By now, everybody knows that Francis Fukuyama got it wrong. When he declared, in his 1992 book The End of History and the Last Man, that the fall of the U.S.S.R. and the Berlin Wall signalled the global triumph of liberal capitalism, he was at best overly optimistic. Even Fukuyama has been forced to walk back his thesis, notably in his 2018 volume Identity: The Demand for Dignity and the Politics of Resentment, a book that Victoria journalist and foreign affairs expert Jonathan Manthorpe clearly has great admiration for.
To be fair, when Manthorpe invokes Fukuyama’s end-of-history theory, he adds a suitably ironic coda. When he made his pronouncement (which originally appeared in a 1989 essay in The National Interest), Fukuyama suggested that the only things that might prevent the unbridled victory of Western liberal democracy were religion and nationalism, neither of which appeared particularly likely.
By 2020, we have sufficient distance – and hindsight – to recognize just how powerful religion and nationalism can be in promoting forces of illiberalism and authoritarianism. So powerful, in fact, that they have allowed Manthorpe to publish a book with a distinctly anti-Fukuyama title.

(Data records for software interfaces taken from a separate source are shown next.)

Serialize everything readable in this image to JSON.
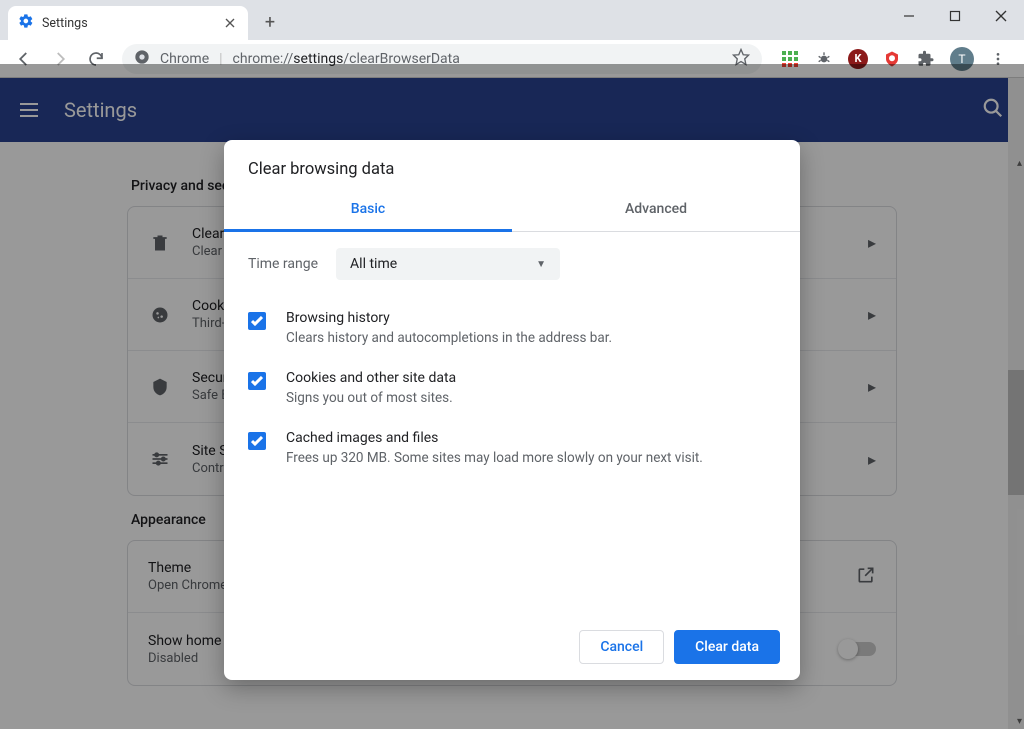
{
  "browserTab": {
    "title": "Settings"
  },
  "omnibox": {
    "scheme_label": "Chrome",
    "url_host": "chrome://",
    "url_path_strong": "settings",
    "url_path_rest": "/clearBrowserData"
  },
  "settings": {
    "pageTitle": "Settings",
    "sections": {
      "privacy": {
        "heading": "Privacy and security",
        "rows": [
          {
            "title": "Clear browsing data",
            "sub": "Clear history, cookies, cache, and more"
          },
          {
            "title": "Cookies and other site data",
            "sub": "Third-party cookies are blocked in Incognito mode"
          },
          {
            "title": "Security",
            "sub": "Safe Browsing (protection from dangerous sites) and other security settings"
          },
          {
            "title": "Site Settings",
            "sub": "Controls what information sites can use and show"
          }
        ]
      },
      "appearance": {
        "heading": "Appearance",
        "rows": [
          {
            "title": "Theme",
            "sub": "Open Chrome Web Store"
          },
          {
            "title": "Show home button",
            "sub": "Disabled"
          }
        ]
      }
    }
  },
  "dialog": {
    "title": "Clear browsing data",
    "tabs": {
      "basic": "Basic",
      "advanced": "Advanced"
    },
    "timeRange": {
      "label": "Time range",
      "value": "All time"
    },
    "items": [
      {
        "title": "Browsing history",
        "sub": "Clears history and autocompletions in the address bar."
      },
      {
        "title": "Cookies and other site data",
        "sub": "Signs you out of most sites."
      },
      {
        "title": "Cached images and files",
        "sub": "Frees up 320 MB. Some sites may load more slowly on your next visit."
      }
    ],
    "actions": {
      "cancel": "Cancel",
      "confirm": "Clear data"
    }
  }
}
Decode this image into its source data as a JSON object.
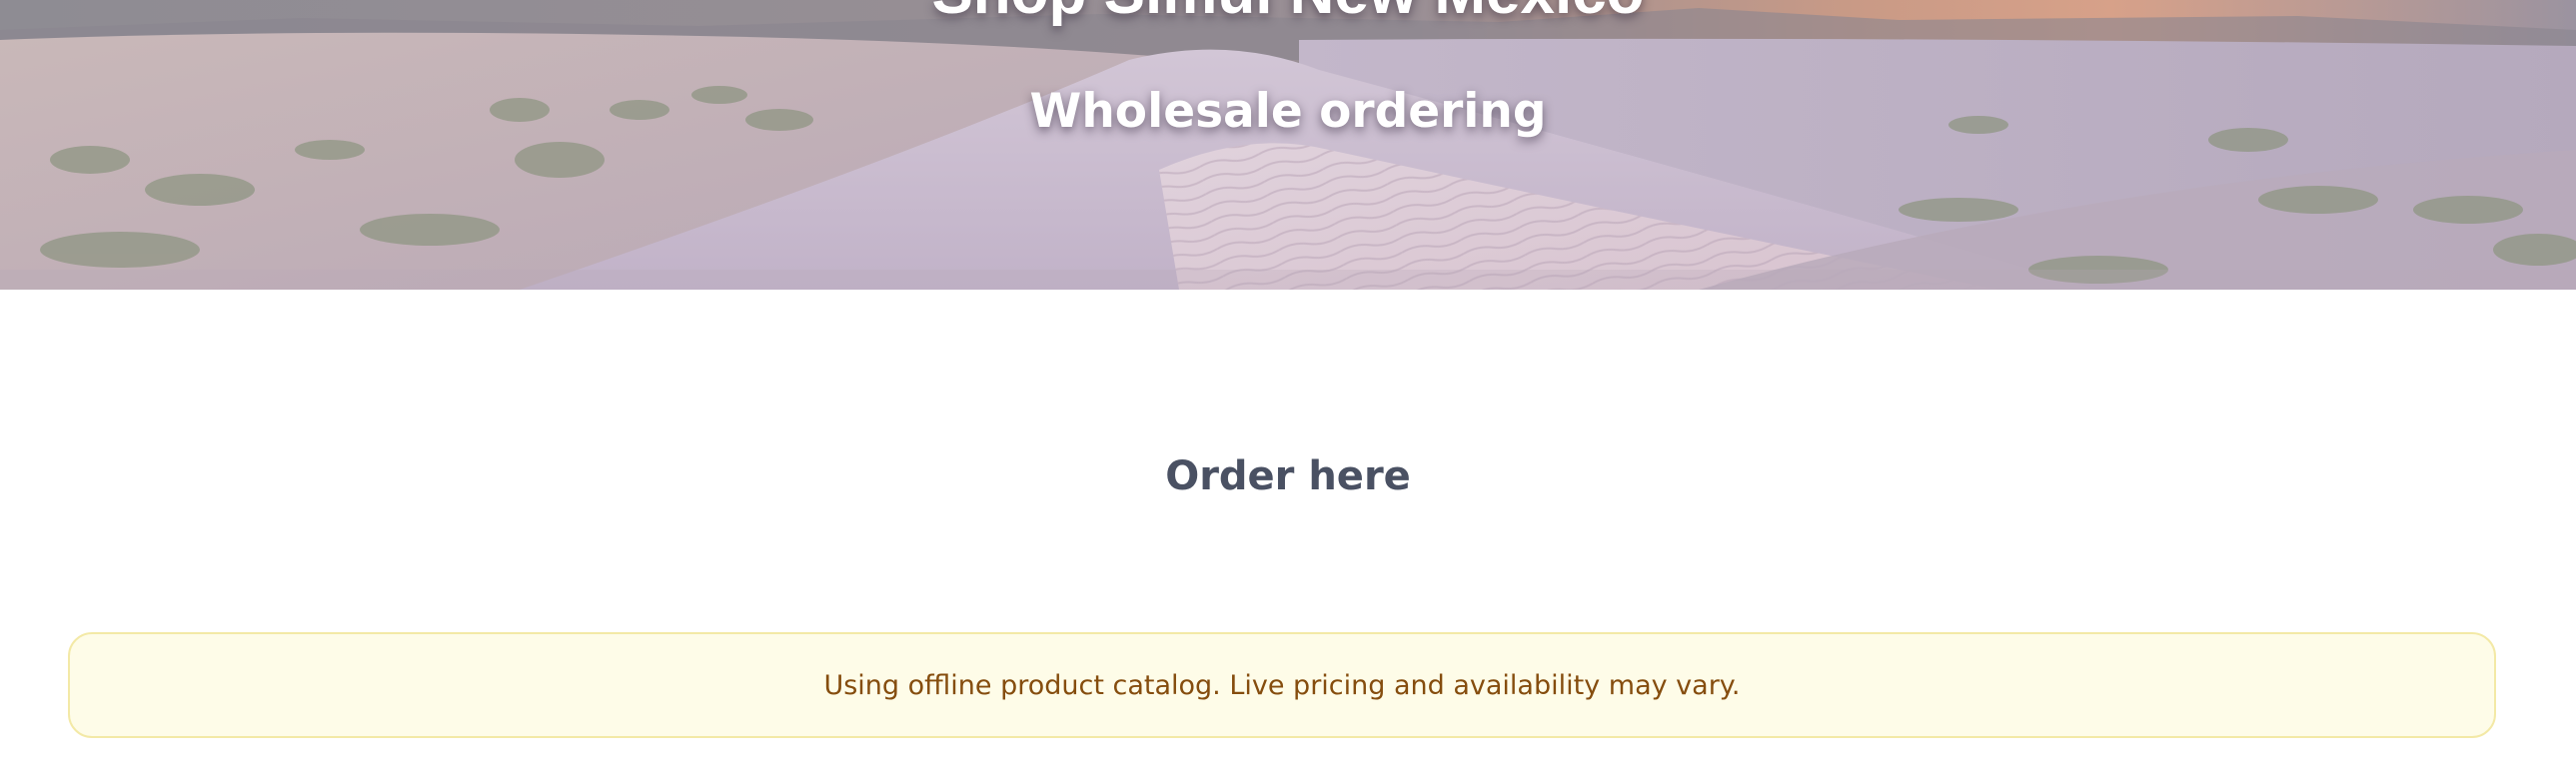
{
  "hero": {
    "title": "Shop Simul New Mexico",
    "subtitle": "Wholesale ordering",
    "background": "white-sands-dunes-image"
  },
  "order": {
    "heading": "Order here"
  },
  "notice": {
    "message": "Using offline product catalog. Live pricing and availability may vary.",
    "colors": {
      "background": "#fefce8",
      "border": "#f3e9a6",
      "text": "#854d0e"
    }
  },
  "colors": {
    "heading_text": "#4a5163",
    "hero_text": "#ffffff"
  }
}
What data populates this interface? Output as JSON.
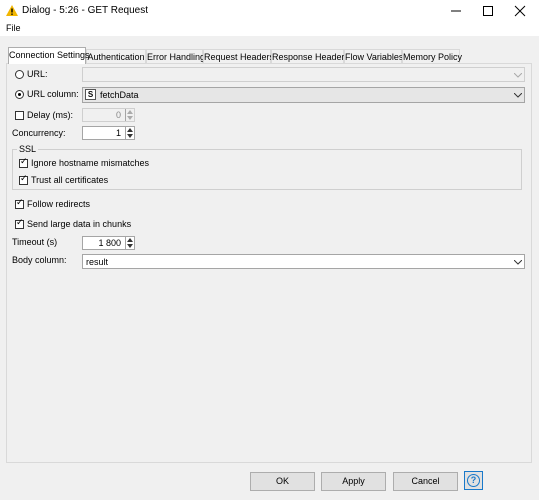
{
  "window": {
    "title": "Dialog - 5:26 - GET Request",
    "menu": [
      "File"
    ],
    "controls": [
      "minimize-icon",
      "maximize-icon",
      "close-icon"
    ]
  },
  "tabs": [
    {
      "label": "Connection Settings",
      "active": true
    },
    {
      "label": "Authentication",
      "active": false
    },
    {
      "label": "Error Handling",
      "active": false
    },
    {
      "label": "Request Headers",
      "active": false
    },
    {
      "label": "Response Headers",
      "active": false
    },
    {
      "label": "Flow Variables",
      "active": false
    },
    {
      "label": "Memory Policy",
      "active": false
    }
  ],
  "form": {
    "url_label": "URL:",
    "url_value": "",
    "url_column_label": "URL column:",
    "url_column_type_badge": "S",
    "url_column_value": "fetchData",
    "delay_label": "Delay (ms):",
    "delay_value": "0",
    "concurrency_label": "Concurrency:",
    "concurrency_value": "1",
    "ssl_group_label": "SSL",
    "ignore_hostname_label": "Ignore hostname mismatches",
    "trust_all_label": "Trust all certificates",
    "follow_redirects_label": "Follow redirects",
    "send_chunks_label": "Send large data in chunks",
    "timeout_label": "Timeout (s)",
    "timeout_value": "1 800",
    "body_column_label": "Body column:",
    "body_column_value": "result"
  },
  "buttons": {
    "ok": "OK",
    "apply": "Apply",
    "cancel": "Cancel",
    "help": "?"
  },
  "colors": {
    "accent": "#1979ca",
    "warning_icon": "#f2b600"
  }
}
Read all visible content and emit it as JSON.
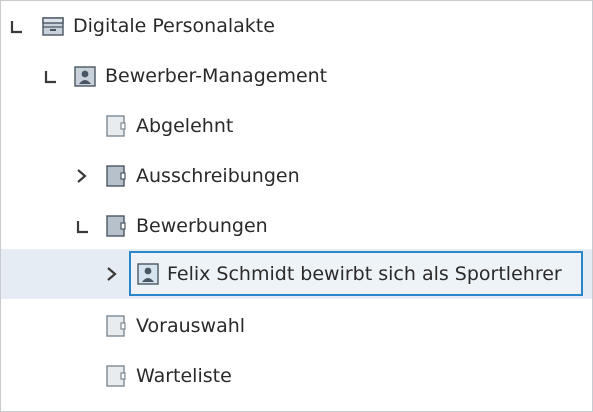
{
  "tree": {
    "nodes": [
      {
        "label": "Digitale Personalakte",
        "toggle": "expanded",
        "icon": "archive-icon"
      },
      {
        "label": "Bewerber-Management",
        "toggle": "expanded",
        "icon": "person-folder-icon"
      },
      {
        "label": "Abgelehnt",
        "toggle": "none",
        "icon": "empty-folder-icon"
      },
      {
        "label": "Ausschreibungen",
        "toggle": "collapsed",
        "icon": "folder-icon"
      },
      {
        "label": "Bewerbungen",
        "toggle": "expanded",
        "icon": "folder-icon"
      },
      {
        "label": "Felix Schmidt bewirbt sich als Sportlehrer",
        "toggle": "collapsed",
        "icon": "person-file-icon",
        "selected": true
      },
      {
        "label": "Vorauswahl",
        "toggle": "none",
        "icon": "empty-folder-icon"
      },
      {
        "label": "Warteliste",
        "toggle": "none",
        "icon": "empty-folder-icon"
      }
    ]
  },
  "colors": {
    "selection_border": "#2a86c6",
    "selection_background": "#e5ecf3",
    "text": "#2a2a2a"
  }
}
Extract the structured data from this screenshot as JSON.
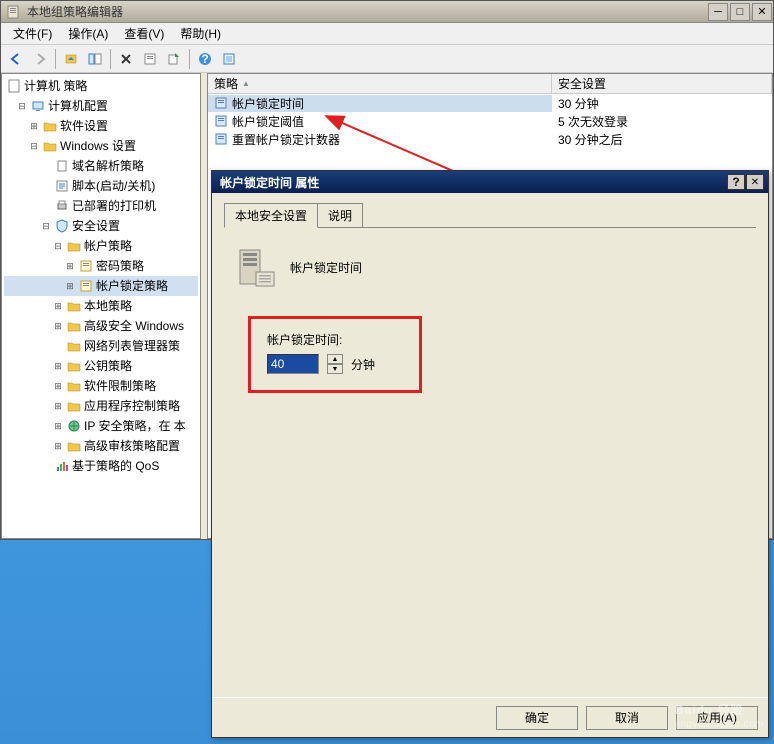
{
  "main_window": {
    "title": "本地组策略编辑器",
    "menu": [
      "文件(F)",
      "操作(A)",
      "查看(V)",
      "帮助(H)"
    ]
  },
  "tree": {
    "root": "计算机 策略",
    "items": [
      {
        "indent": 1,
        "exp": "-",
        "icon": "computer",
        "label": "计算机配置"
      },
      {
        "indent": 2,
        "exp": "+",
        "icon": "folder",
        "label": "软件设置"
      },
      {
        "indent": 2,
        "exp": "-",
        "icon": "folder",
        "label": "Windows 设置"
      },
      {
        "indent": 3,
        "exp": "",
        "icon": "file",
        "label": "域名解析策略"
      },
      {
        "indent": 3,
        "exp": "",
        "icon": "script",
        "label": "脚本(启动/关机)"
      },
      {
        "indent": 3,
        "exp": "",
        "icon": "printer",
        "label": "已部署的打印机"
      },
      {
        "indent": 3,
        "exp": "-",
        "icon": "shield",
        "label": "安全设置"
      },
      {
        "indent": 4,
        "exp": "-",
        "icon": "folder",
        "label": "帐户策略"
      },
      {
        "indent": 5,
        "exp": "+",
        "icon": "policy",
        "label": "密码策略"
      },
      {
        "indent": 5,
        "exp": "+",
        "icon": "policy",
        "label": "帐户锁定策略",
        "selected": true
      },
      {
        "indent": 4,
        "exp": "+",
        "icon": "folder",
        "label": "本地策略"
      },
      {
        "indent": 4,
        "exp": "+",
        "icon": "folder",
        "label": "高级安全 Windows"
      },
      {
        "indent": 4,
        "exp": "",
        "icon": "folder",
        "label": "网络列表管理器策"
      },
      {
        "indent": 4,
        "exp": "+",
        "icon": "folder",
        "label": "公钥策略"
      },
      {
        "indent": 4,
        "exp": "+",
        "icon": "folder",
        "label": "软件限制策略"
      },
      {
        "indent": 4,
        "exp": "+",
        "icon": "folder",
        "label": "应用程序控制策略"
      },
      {
        "indent": 4,
        "exp": "+",
        "icon": "ipsec",
        "label": "IP 安全策略，在 本"
      },
      {
        "indent": 4,
        "exp": "+",
        "icon": "folder",
        "label": "高级审核策略配置"
      },
      {
        "indent": 3,
        "exp": "",
        "icon": "qos",
        "label": "基于策略的 QoS"
      }
    ]
  },
  "list": {
    "columns": {
      "c0": "策略",
      "c1": "安全设置"
    },
    "rows": [
      {
        "name": "帐户锁定时间",
        "value": "30 分钟",
        "sel": true
      },
      {
        "name": "帐户锁定阈值",
        "value": "5 次无效登录"
      },
      {
        "name": "重置帐户锁定计数器",
        "value": "30 分钟之后"
      }
    ]
  },
  "dialog": {
    "title": "帐户锁定时间 属性",
    "tabs": {
      "t0": "本地安全设置",
      "t1": "说明"
    },
    "prop_name": "帐户锁定时间",
    "field_label": "帐户锁定时间:",
    "value": "40",
    "unit": "分钟",
    "buttons": {
      "ok": "确定",
      "cancel": "取消",
      "apply": "应用(A)"
    }
  },
  "watermark": {
    "main": "Baidu 经验",
    "sub": "jingyan.baidu.com"
  }
}
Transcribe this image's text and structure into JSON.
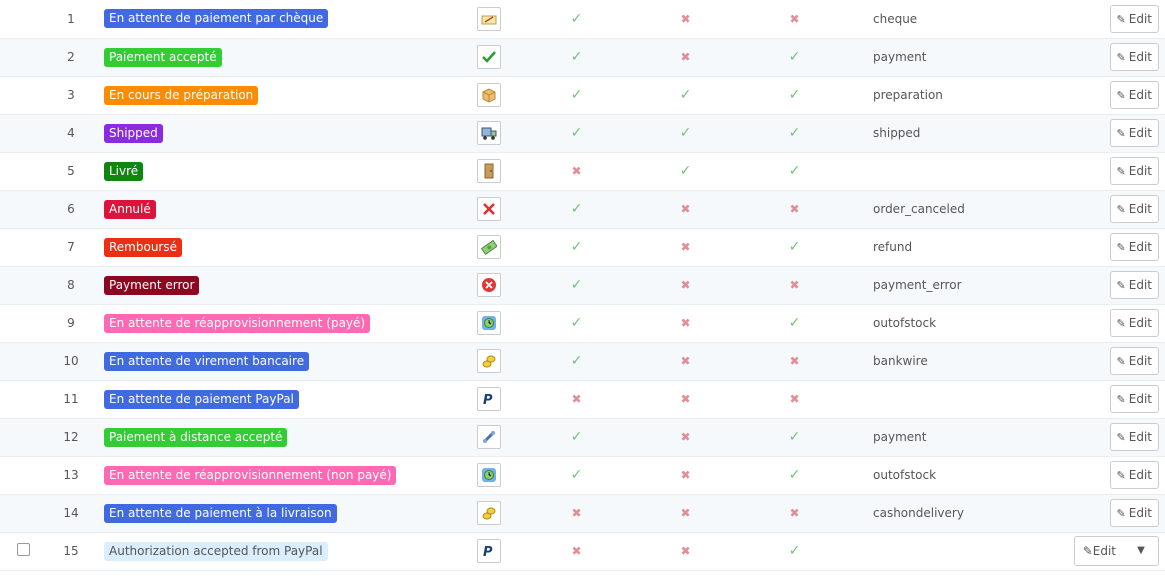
{
  "edit_label": "Edit",
  "rows": [
    {
      "id": "1",
      "name": "En attente de paiement par chèque",
      "color": "#4169e1",
      "text_color": "#fff",
      "icon": "cheque-icon",
      "invoice": true,
      "send_email": false,
      "delivery": false,
      "template": "cheque"
    },
    {
      "id": "2",
      "name": "Paiement accepté",
      "color": "#32cd32",
      "text_color": "#fff",
      "icon": "checkmark-icon",
      "invoice": true,
      "send_email": false,
      "delivery": true,
      "template": "payment"
    },
    {
      "id": "3",
      "name": "En cours de préparation",
      "color": "#ff8c00",
      "text_color": "#fff",
      "icon": "package-icon",
      "invoice": true,
      "send_email": true,
      "delivery": true,
      "template": "preparation"
    },
    {
      "id": "4",
      "name": "Shipped",
      "color": "#8a2be2",
      "text_color": "#fff",
      "icon": "truck-icon",
      "invoice": true,
      "send_email": true,
      "delivery": true,
      "template": "shipped"
    },
    {
      "id": "5",
      "name": "Livré",
      "color": "#108510",
      "text_color": "#fff",
      "icon": "door-icon",
      "invoice": false,
      "send_email": true,
      "delivery": true,
      "template": ""
    },
    {
      "id": "6",
      "name": "Annulé",
      "color": "#dc143c",
      "text_color": "#fff",
      "icon": "cancel-icon",
      "invoice": true,
      "send_email": false,
      "delivery": false,
      "template": "order_canceled"
    },
    {
      "id": "7",
      "name": "Remboursé",
      "color": "#ec2e15",
      "text_color": "#fff",
      "icon": "banknote-icon",
      "invoice": true,
      "send_email": false,
      "delivery": true,
      "template": "refund"
    },
    {
      "id": "8",
      "name": "Payment error",
      "color": "#8f0621",
      "text_color": "#fff",
      "icon": "error-icon",
      "invoice": true,
      "send_email": false,
      "delivery": false,
      "template": "payment_error"
    },
    {
      "id": "9",
      "name": "En attente de réapprovisionnement (payé)",
      "color": "#ff69b4",
      "text_color": "#fff",
      "icon": "restock-icon",
      "invoice": true,
      "send_email": false,
      "delivery": true,
      "template": "outofstock"
    },
    {
      "id": "10",
      "name": "En attente de virement bancaire",
      "color": "#4169e1",
      "text_color": "#fff",
      "icon": "coins-icon",
      "invoice": true,
      "send_email": false,
      "delivery": false,
      "template": "bankwire"
    },
    {
      "id": "11",
      "name": "En attente de paiement PayPal",
      "color": "#4169e1",
      "text_color": "#fff",
      "icon": "paypal-icon",
      "invoice": false,
      "send_email": false,
      "delivery": false,
      "template": ""
    },
    {
      "id": "12",
      "name": "Paiement à distance accepté",
      "color": "#32cd32",
      "text_color": "#fff",
      "icon": "remote-payment-icon",
      "invoice": true,
      "send_email": false,
      "delivery": true,
      "template": "payment"
    },
    {
      "id": "13",
      "name": "En attente de réapprovisionnement (non payé)",
      "color": "#ff69b4",
      "text_color": "#fff",
      "icon": "restock-icon",
      "invoice": true,
      "send_email": false,
      "delivery": true,
      "template": "outofstock"
    },
    {
      "id": "14",
      "name": "En attente de paiement à la livraison",
      "color": "#4169e1",
      "text_color": "#fff",
      "icon": "coins-icon",
      "invoice": false,
      "send_email": false,
      "delivery": false,
      "template": "cashondelivery"
    },
    {
      "id": "15",
      "name": "Authorization accepted from PayPal",
      "color": "#dbeeff",
      "text_color": "#555",
      "icon": "paypal-icon",
      "invoice": false,
      "send_email": false,
      "delivery": true,
      "template": ""
    }
  ]
}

The notion that democracy needs to be restored implies, of course, that it has been supplanted or seriously degraded, which, while arguably not yet quite true, is at least a foreseeable contingency in much of the Western world.
And Manthorpe is good at sketching out the various body blows democracy has suffered in various societies – the U.S., the U.K., Canada, and Europe – since the pivotal year of 1989. “This is going to be a fast gallop over heavy ground,” Manthorpe writes at the outset and, true to his word, in the span of about 300 pages, readers are treated to a recap of some of the most significant geopolitical shocks from the past two decades: the financial crisis of 2008–09; the rise of authoritarian governments in Hungary, Poland, and Russia (as well as China, whose economic ascension roughly coincided with its disavowal of Western liberal capitalism); the Brexit referendum in the U.K.; and the election of Donald Trump to the U.S. presidency.
There is no doubt that Manthorpe’s diagnosis of incipient crises in several supposed liberal democracies (not excluding Canada) is accurate, as are his ideas about what is causing this. Staggering and increasing income inequality in the Western world is one of the paramount villains in Manthorpe’s view and he is especially good at detailing the resentments stoked by working classes around the globe after the crash of 2008 left millions homeless and jobless while big banks and billionaires were handed government bailouts and allowed to grow ever richer.
He is also unquestionably right about the media’s failure to accurately understand these resentments and the ways they led to discontent that manifested in Brexit and Trump. By chasing online clicks and advertising dollars, the media has stoked polarization and division in countries like the U.S. and Britain, while also creating a vacuum of reliable sources for information that has allowed bad actors like Breitbart, Fox News, and various internet trolls and disinformation sites to flourish.
Manthorpe provides a breathless flurry of data, but there is some evidence that the book was written at a similar white heat. Repetition abounds, especially in areas such as the explanation of U.K. prime minister Boris Johnson’s reaction to the COVID-19 pandemic (and his own subsequent hospitalization) and the rise of the gilets jaunes movement in France. Here, Manthorpe also appears a bit disingenuous, focusing on the legitimate concerns of the country’s blue-collar workers while ignoring the co-option of the movement by various far-right racist and xenophobic groups for their own ends.
But the major flaw in the book is the absence of notes and bibliography. This is especially ironic in a book that spends some time critiquing the amount of misinformation that has been allowed to proliferate online and blaming a general lack of media rigour and consumer literacy for democracy’s ill health. By offering a dense, fact-heavy book but no opportunity for a reader to independently consult or verify the author’s sources, Manthorpe asks us to take a leap of faith his own analysis argues against. If he is correct – and he surely is – that democracy is under dire threat, it’s essential that those defending it not leave themselves open to accusations of doing the very thing they are decrying.